When we are longing for human connection after being deprived of it for so long, it puts our previous daily life into sharp focus, and makes us feel a sense of gratitude for what once was. I’d like to revisit two previously mentioned concepts to you, kindreds, in the form of a “cross curricular” tie to the previously understood concepts of ‘B.C.’ and ‘A.D.’
According to my research, Julius Caesar (100-44 BCE) reformed the calendar and renamed the months during his reign (49-44 BCE). This calendar remained in use, with periodic revisions, until 1582 CE when Pope Gregory XIII instituted the Gregorian Calendar still in use in the present day. Christians used the Anno Mundi calendar and the Roman calendar in the early years of the faith. In c. 525 CE, however, a new concept in dating was introduced by a monk named Dionysius Exiguus (c. 470-544 CE) which provided the groundwork for the later dating system of BC/AD. —Ancient Encyclopedia-

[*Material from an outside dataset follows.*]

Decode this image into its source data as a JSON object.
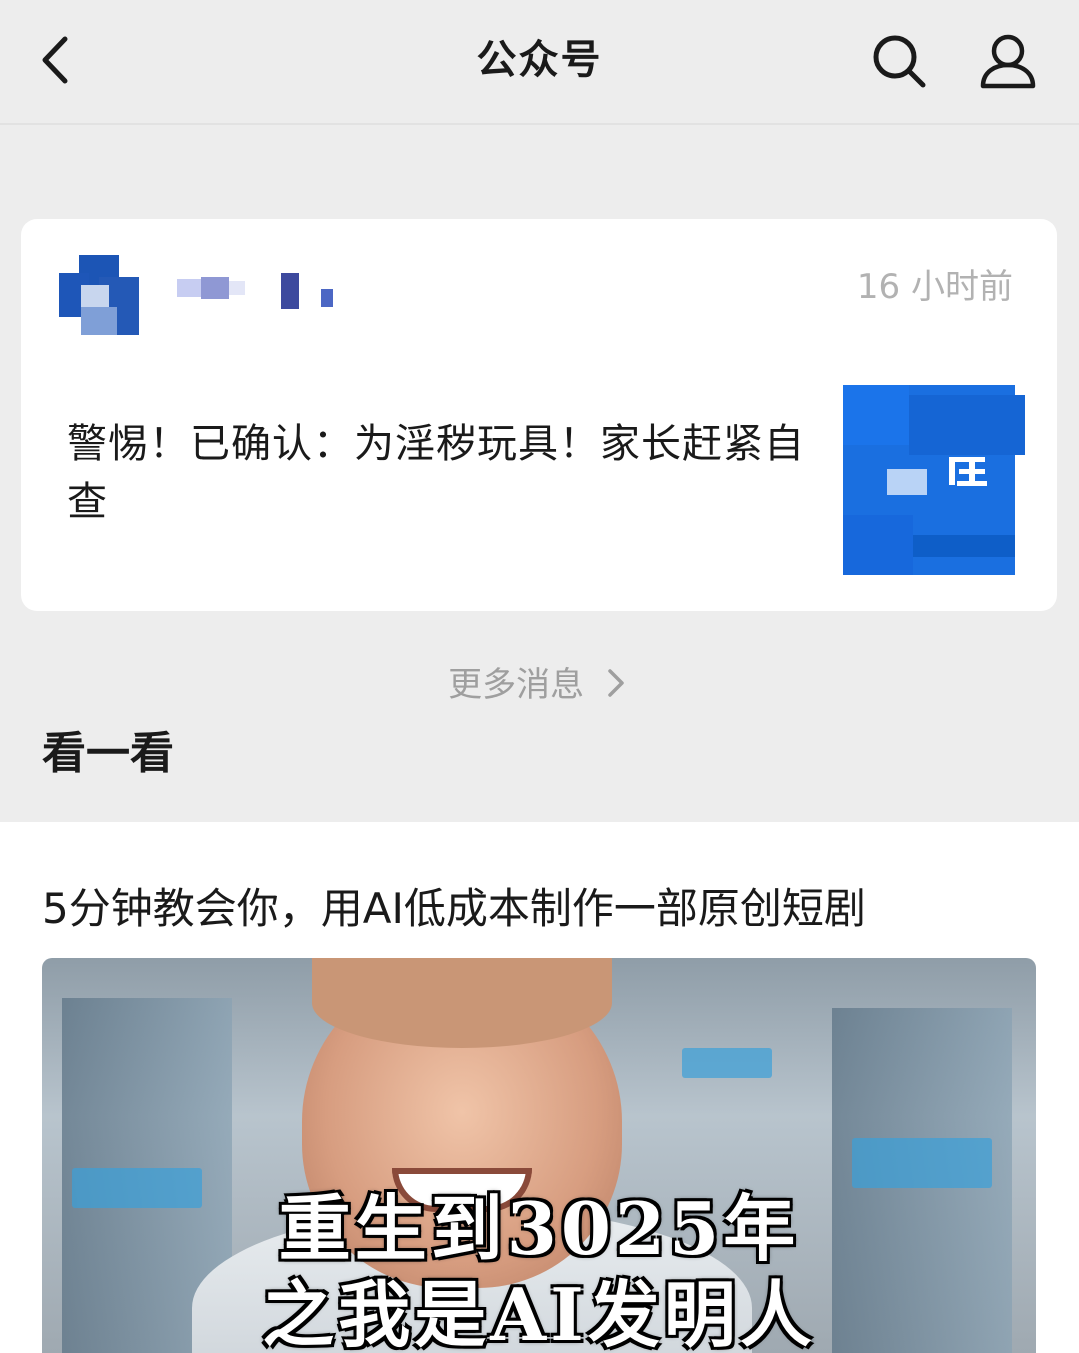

Simply put, we understand B.C. to signify “Before Christ,” and A.D. to translate into “Anno Domini,” or “The Year of Lord,” when Christ was born and lived (Dionysius had trouble establishing an exact historical date for his birth, wavering between 4 or 7 B.C.E.) So, shifting the history/biblical context to the side, here’s where I come in.

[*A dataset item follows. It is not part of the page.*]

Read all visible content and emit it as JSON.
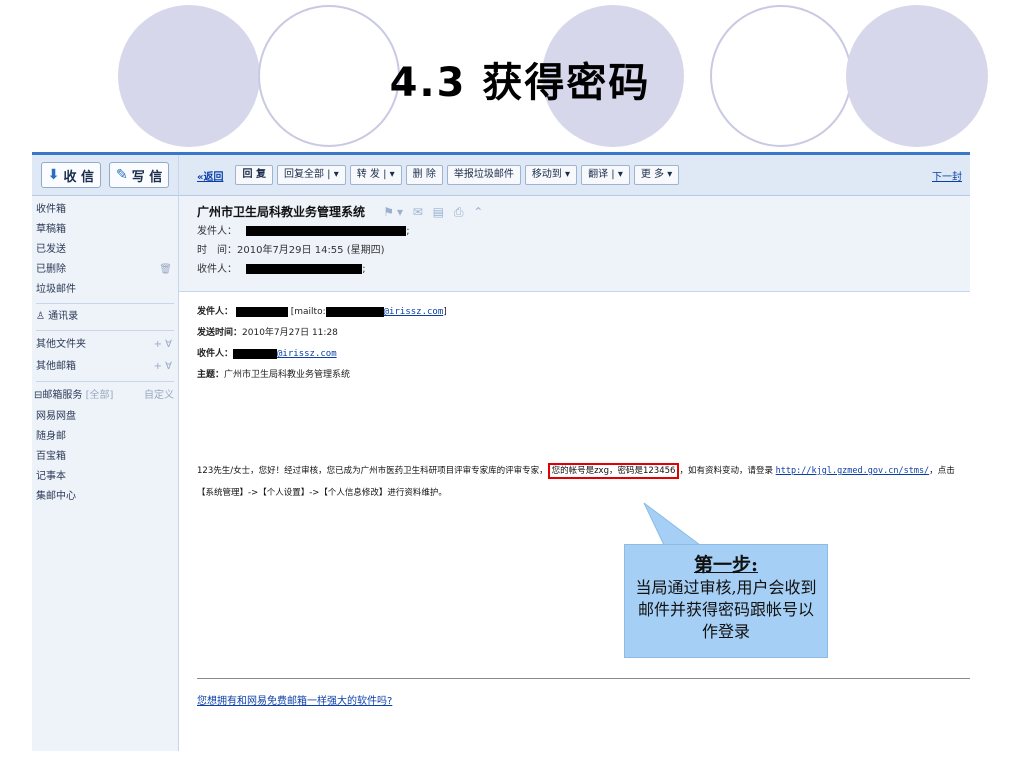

I’m going to refocus our lens and examine the time we are in right now as “Before Corona(virus)” and “After (Social) Distancing,” in an effort to lay specific emphasis on the daily comforts we took for granted ‘B.C.,’ and our hope for the return, and readjustment, of those aspects ‘A.D.’
When we live daily life from bed-to-work-to-bed cycle that feels a lot like the directions on the back of your shampoo bottle—‘Lather.Rise.Repeat.’—little time is given to take off the blinders and really appreciate our blessings. Emerson, a Transcendental from a century long past, says you should
“Congratulate yourself if you have broken the monotony of the conventional age.”-RWE-
So, get out of the “rat race”; like so many have mentioned to me in these weeks away from it, there is now time to do what gets lost by the wayside of a hurried life. I read a post online, after completing my morning devotional, about a family who cooked a mid-Corona Thanksgiving dinner, with all the trimmings—even pie, and two things flashed in my mind:
1–Should we really be concocting such a banquet that encompasses the contents of our fridge at a time when our grocery stores are being ravaged like we are preparing for a Category-5 hurricane or doomsday hoarding for the impending Zombie Apocalypse?
2-WHY NOT celebrate what we are thankful for, surrounded by our closest family, in the comfort of our own dwelling places?
When I stayed over at my Gram’s house as a young girl, I remember watching the Disney film, “Pollyanna.” The story centered around the young and precocious orphan girl, played by Hayley Mills (also of the original, “The Parent Trap”), who comes to live with her stuffy Aunt Polly, and makes it her mission to remind the entire town to play the “glad game” when they’re feeling blue.
Here’s our daily challenge: be glad, no matter what befalls us now, and continue to do so into ‘A.D.’ when we can walk out the door, unafraid of a virus.
I am grateful to hear of the triumphs during this setback: for the people of Beijing who are finally hearing birds chirruping out their windows, instead of the blare of traffic; for fish returning to the canals of Venice, as the ceasing of boats meant the waterways cleared; for people singing from their balconies and holding rooftop yoga sessions with total neighborhood strangers, who now feel like friends; for the artists, musicians, celebrities, athletes, teachers, and many more, offering up their “free” ‘stay at home’ time to share their gifts with the youth of America and the world. These ALL could have been happening ‘B.C.’ but we got lost in ourselves, hummingbird-paced wings flying to and fro and never pausing to look up.
I leave you with this bit from my devotional, as it seems very fitting:
“He placed me in a little cage, away from gardens fair, but I must sing the sweetest songs because He placed me there. Not beat my wings against the cage, but raise my voice to heaven’s gate and sing the louder still.”-L.B. Cowman, Streams in the Desert
Play the “glad game,” kindreds, because it will, like a mirror, reflect your blessings to you, and give you hope for what’s on the other side of today.
~Kindred Spirit~ 3.26.2020